Using this method, further development of gene therapy targeted to a specific neural circuit can be expected.

Professor Tadashi ISA says "this newly developed double viral vector transfection technique can be applied to the gene therapy of the human central nervous system, as we are the same higher primates.

And this is the discovery which reverses the general idea that the spinal cord is only a reflex pathway, but also plays a pivotal role in integrating the complex neural signals which enable dexterous movements."


'/>"/>

Contact: Tadashi Isa
tisa@nips.ac.jp
81-564-557-761
National Institute for Physiological Sciences
Source:Eurekalert

Related biology news :

1. Beyond the microscope: Identifying specific cancers using molecular analysis
2. Cracking the Neural Code: Third Annual Aspen Brain Forum
3. Neural stem cell transplants for spinal cord injury maximized by combined, complimentary therapies
4. Scientists find neural stem cell regulator
5. The first chemical circuit developed
6. Brain circuitry is different for women with anorexia and obesity
7. Study by UC Santa Barbara psychologists reveals how brain performs motor chunking tasks
8. Purdue professor to speak before Congress about nanotechnology in brain treatment research
9. Songbirds learning hub in brain offers insight into motor control
10. Dartmouth researchers are learning how exercise affects the brain
11. Suspicion resides in 2 regions of the brain
Post Your Comments:
*Name:
*Comment:
*Email:
(Date:6/22/2016)... , June 22, 2016  The American College of Medical ... Show Executive Magazine as one of the fastest-growing trade ... 25-27 at the Bellagio in Las Vegas ... highest percentage of growth in each of the following categories: ... companies and number of attendees. The 2015 ACMG Annual Meeting ...
(Date:6/20/2016)... Securus Technologies, a leading provider of ... safety, investigation, corrections and monitoring announced that after ... secured the final acceptance by all three (3) ... Systems (MAS) installed.
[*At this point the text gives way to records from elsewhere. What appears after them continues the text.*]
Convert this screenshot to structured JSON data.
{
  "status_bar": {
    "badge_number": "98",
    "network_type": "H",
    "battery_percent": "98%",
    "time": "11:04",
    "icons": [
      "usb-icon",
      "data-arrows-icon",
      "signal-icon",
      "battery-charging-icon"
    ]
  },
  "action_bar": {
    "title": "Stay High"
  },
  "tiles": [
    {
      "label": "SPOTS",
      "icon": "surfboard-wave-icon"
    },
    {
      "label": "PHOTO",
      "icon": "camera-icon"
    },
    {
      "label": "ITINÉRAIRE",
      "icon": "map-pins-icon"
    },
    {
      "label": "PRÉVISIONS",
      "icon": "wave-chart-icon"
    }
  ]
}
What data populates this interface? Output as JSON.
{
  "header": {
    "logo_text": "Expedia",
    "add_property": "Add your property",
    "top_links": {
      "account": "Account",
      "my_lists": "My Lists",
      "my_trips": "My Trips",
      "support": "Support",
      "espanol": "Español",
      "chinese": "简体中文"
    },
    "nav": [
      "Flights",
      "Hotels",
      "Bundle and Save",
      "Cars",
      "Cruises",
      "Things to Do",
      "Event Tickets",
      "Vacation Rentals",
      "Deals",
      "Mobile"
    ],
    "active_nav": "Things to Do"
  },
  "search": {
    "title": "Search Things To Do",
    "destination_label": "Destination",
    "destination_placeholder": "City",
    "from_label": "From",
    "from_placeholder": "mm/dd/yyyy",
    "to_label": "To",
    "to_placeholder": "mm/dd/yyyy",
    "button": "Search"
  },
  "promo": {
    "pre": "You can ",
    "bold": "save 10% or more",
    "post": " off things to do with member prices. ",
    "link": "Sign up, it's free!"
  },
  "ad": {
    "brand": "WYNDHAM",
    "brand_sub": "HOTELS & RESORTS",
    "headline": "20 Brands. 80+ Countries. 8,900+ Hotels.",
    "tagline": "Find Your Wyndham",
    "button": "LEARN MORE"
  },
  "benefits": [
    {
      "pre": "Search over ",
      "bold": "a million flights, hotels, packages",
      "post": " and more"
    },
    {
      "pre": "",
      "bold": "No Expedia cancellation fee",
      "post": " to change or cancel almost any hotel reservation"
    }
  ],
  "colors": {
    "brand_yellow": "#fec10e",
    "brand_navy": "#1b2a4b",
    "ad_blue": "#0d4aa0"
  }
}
Furthermore, Securus will have contracts ... by October, 2016. MAS distinguishes between legitimate wireless ...
(Date:6/9/2016)... , June 9, 2016 ... Police deploy Teleste,s video security solution to ensure the safety ... France during the major tournament Teleste, ... communications systems and services, announced today that its video security ... to back up public safety across the country. ...
Breaking Biology News(10 mins):
(Date:6/23/2016)... Md. , June 23, 2016 A person ... from the crime scene to track the criminal down. ... the U.S. Food and Drug Administration (FDA) uses DNA evidence ... Sound far-fetched? It,s not. The FDA ... sequencing to support investigations of foodborne illnesses. Put as simply ...
(Date:6/23/2016)... , June, 23, 2016  The Biodesign Challenge ... envision new ways to harness living systems and biotechnology, ... Art (MoMA) in New York City ... 130 participating students, showcased projects at MoMA,s Celeste Bartos ... Paola Antonelli , MoMA,s senior curator of architecture and ...
(Date:6/23/2016)... ... , ... In a new case report published today in STEM CELLS Translational ... lymphedema after being treated for breast cancer benefitted from an injection of stem cells ... this debilitating, frequent side effect of cancer treatment. , Lymphedema refers to ...
(Date:6/23/2016)... NEW YORK , June 23, 2016 ... the trading session at 4,833.32, down 0.22%; the Dow Jones ... the S&P 500 closed at 2,085.45, down 0.17%. Stock-Callers.com has ... INFI ), Nektar Therapeutics (NASDAQ: NKTR ... BIND Therapeutics Inc. (NASDAQ: BIND ). Learn more ...
Breaking Biology Technology: